Japanese sake is enjoyable for its diverse aromas and flavors, which vary from one place of production to another. It should be spread around the world as something highly characteristic of the culture of Japan.
In the ruling parties’ outline of tax system reform for fiscal 2020, the Liberal Democratic Party and Komeito have incorporated deregulatory measures to approve the establishment of a new type of sake brewery specializing in exports. The government will also revise the Liquor Tax Law so as to allow such brewers to produce sake in small quantities, as long as it is exclusively for export.
As the domestic market for Japanese sake is sluggish, the government has not authorized any would-be business operators to begin sake production, from the viewpoint of balancing supply and demand. On the other hand, as the popularity of Japanese sake has grown overseas, venture firms and other companies have been calling for new entries into the sector to be allowed.
If a business operator, through the eased regulations, produces a sake of distinctive savor and comes up with an ingenious method for selling it, such an endeavor may stimulate the expansion of sake exports.
Boosted by the tailwind of a Japanese cuisine boom, annual exports of sake topped the ¥20 billion mark for the first time in 2018. Export volume totaled about 26,000 kiloliters, up 60 percent from five years earlier.
Nevertheless, it is hard to say that sake is accepted widely in foreign countries. For instance, it has sometimes been considered merely a variety of white wine.
In Japan, with its flourishing rice production, regions abundant in nature have been blessed with good-quality water, with brewers there producing sake since olden times. Sake brewers of various regions have improved the quality of their sake, while preserving their traditional savor.
People who can communicate the history and charm of sake widely, like sommeliers or wine experts, would undoubtedly give a boost to the popularity of sake abroad.
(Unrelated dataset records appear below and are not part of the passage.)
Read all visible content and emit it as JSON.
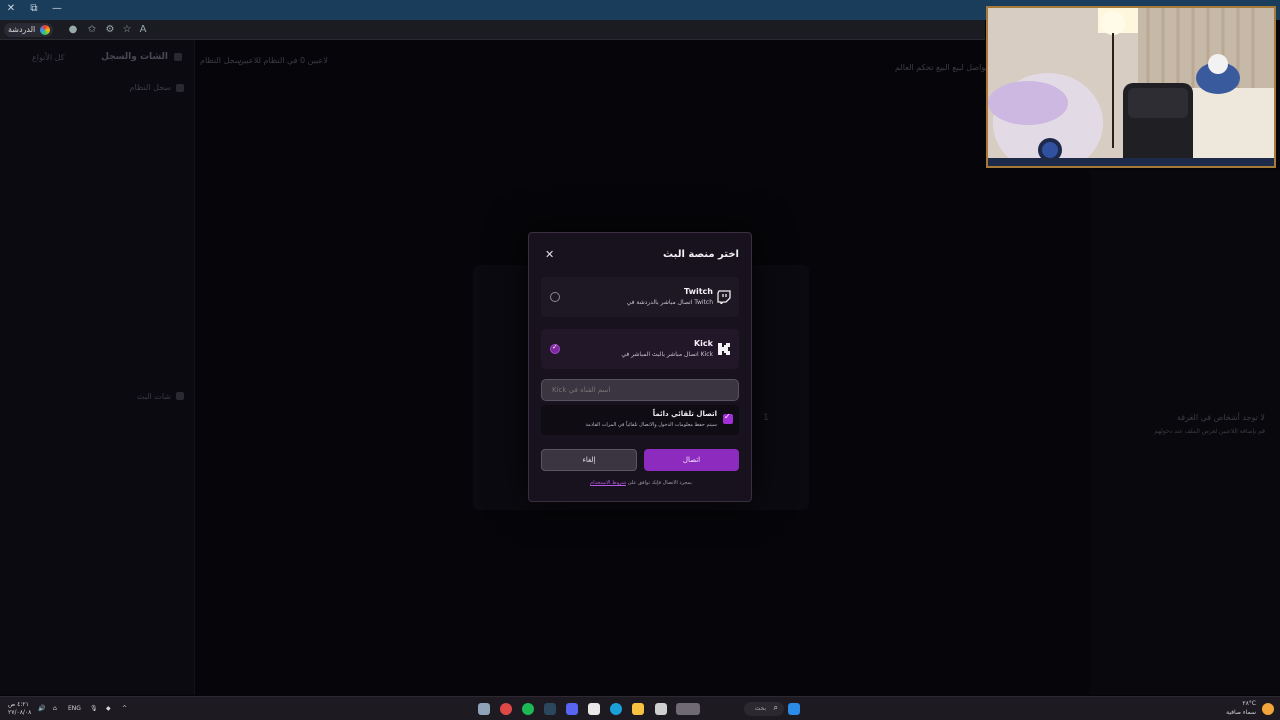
{
  "modal": {
    "title": "اختر منصة البث",
    "close_icon": "close-icon",
    "options": [
      {
        "name": "Twitch",
        "desc": "اتصال مباشر بالدردشة في Twitch",
        "icon": "twitch-icon",
        "selected": false
      },
      {
        "name": "Kick",
        "desc": "اتصال مباشر بالبث المباشر في Kick",
        "icon": "kick-icon",
        "selected": true
      }
    ],
    "channel_input": {
      "placeholder": "اسم القناة في Kick",
      "value": ""
    },
    "auto_connect": {
      "label": "اتصال تلقائي دائماً",
      "desc": "سيتم حفظ معلومات الدخول والاتصال تلقائياً في المرات القادمة",
      "checked": true
    },
    "cancel_label": "إلغاء",
    "connect_label": "اتصال",
    "terms_prefix": "بمجرد الاتصال فإنك توافق على",
    "terms_link": "شروط الاستخدام"
  },
  "browser": {
    "chat_tab": "الدردشة"
  },
  "sidebar": {
    "title": "الشات والسجل",
    "system_log": "سجل النظام",
    "stream_chat": "شات البث",
    "filter": "كل الأنواع"
  },
  "header": {
    "crumbs": [
      "0 لاعبين",
      "في النظام للاعبين",
      "سجل النظام"
    ],
    "right_note": "لنقاط والمواصل لبيع البيع تحكم العالم"
  },
  "center": {
    "badge": "1"
  },
  "right_panel": {
    "line1": "لا توجد أشخاص في الغرفة",
    "line2": "قم بإضافة اللاعبين لعرض الملف عند دخولهم"
  },
  "taskbar": {
    "time": "٤:٢١ ص",
    "date": "٢٧/٠٨/٠٨",
    "lang": "ENG",
    "search": "بحث",
    "weather_temp": "٢٨°C",
    "weather_desc": "سماء صافية"
  },
  "colors": {
    "accent": "#8e2bbf",
    "modal_bg": "#17121d",
    "page_bg": "#050408"
  }
}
The government has released suggested labels to be affixed on containers of sake meant for export. Such labels describe not only the taste and the place of production, but also the best temperature for drinking the particular type of sake and the dishes that would go well with it. The aim to help consumers overseas become aware of the various brands of sake is understandable.
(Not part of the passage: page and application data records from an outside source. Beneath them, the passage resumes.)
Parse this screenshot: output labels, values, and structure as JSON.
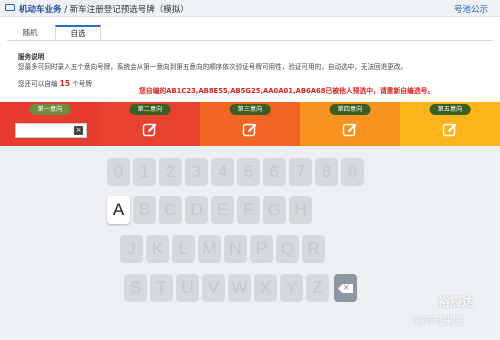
{
  "topbar": {
    "section": "机动车业务",
    "separator": " / ",
    "page": "新车注册登记预选号牌（模拟）",
    "notice_link": "号池公示"
  },
  "tabs": [
    {
      "label": "随机"
    },
    {
      "label": "自选"
    }
  ],
  "info": {
    "title": "服务说明",
    "description": "您最多可同时录入五个意向号牌，系统会从第一意向到第五意向的顺序依次验证号牌可用性，验证可用的，自动选中，无法回退更改。",
    "remaining_prefix": "您还可以自编",
    "remaining_count": "15",
    "remaining_suffix": "个号牌",
    "warning": "您自编的AB1C23,AB8E55,AB5G25,AA0A01,AB6A68已被他人预选中，请重新自编选号。"
  },
  "choices": [
    {
      "label": "第一意向",
      "input_value": ""
    },
    {
      "label": "第二意向"
    },
    {
      "label": "第三意向"
    },
    {
      "label": "第四意向"
    },
    {
      "label": "第五意向"
    }
  ],
  "keyboard": {
    "row1": [
      "0",
      "1",
      "2",
      "3",
      "4",
      "5",
      "6",
      "7",
      "8",
      "9"
    ],
    "row2": [
      "A",
      "B",
      "C",
      "D",
      "E",
      "F",
      "G",
      "H"
    ],
    "row3": [
      "J",
      "K",
      "L",
      "M",
      "N",
      "P",
      "Q",
      "R"
    ],
    "row4": [
      "S",
      "T",
      "U",
      "V",
      "W",
      "X",
      "Y",
      "Z"
    ],
    "delete_icon": "backspace-icon",
    "active_key": "A"
  },
  "watermark": {
    "line1": "裕辰达",
    "line2": "◎阿可来啦"
  },
  "colors": {
    "seg1": "#e63b2e",
    "seg2": "#e8412f",
    "seg3": "#f26524",
    "seg4": "#f7931e",
    "seg5": "#fbb51b",
    "warning": "#e02020",
    "tab_accent": "#2f6cc4"
  }
}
In the economic partnership agreement between Japan and the European Union, there is a provision that the place of production of such products as wine and sake should be displayed properly. Such efforts, aimed at preventing the distribution of fake products and to protect the value of brands, are important.
Exported sake is also expected to bring new flows of foreign visitors into Japan. Tourism plans should be devised that foreigners who are fascinated by sake can enjoy, including sake brewery tours.
But there is a worrisome tendency among the Japanese themselves of moving away from sake. In particular, young Japanese have been drinking sake less and less.
At Niigata University, a center for studying Japanese sake has been set up, offering lectures with such titles as “Theory of sake tasting” and “Ryotei and kagai culture.” (The latter title refers to traditional luxury restaurants and the geisha quarters.) Such efforts to revive public recognition of the value of sake are drawing attention.
Many people are visiting their hometowns during the year-end and New Year holidays. Why not taste the sake that is native is such places, while catching up with family and friends?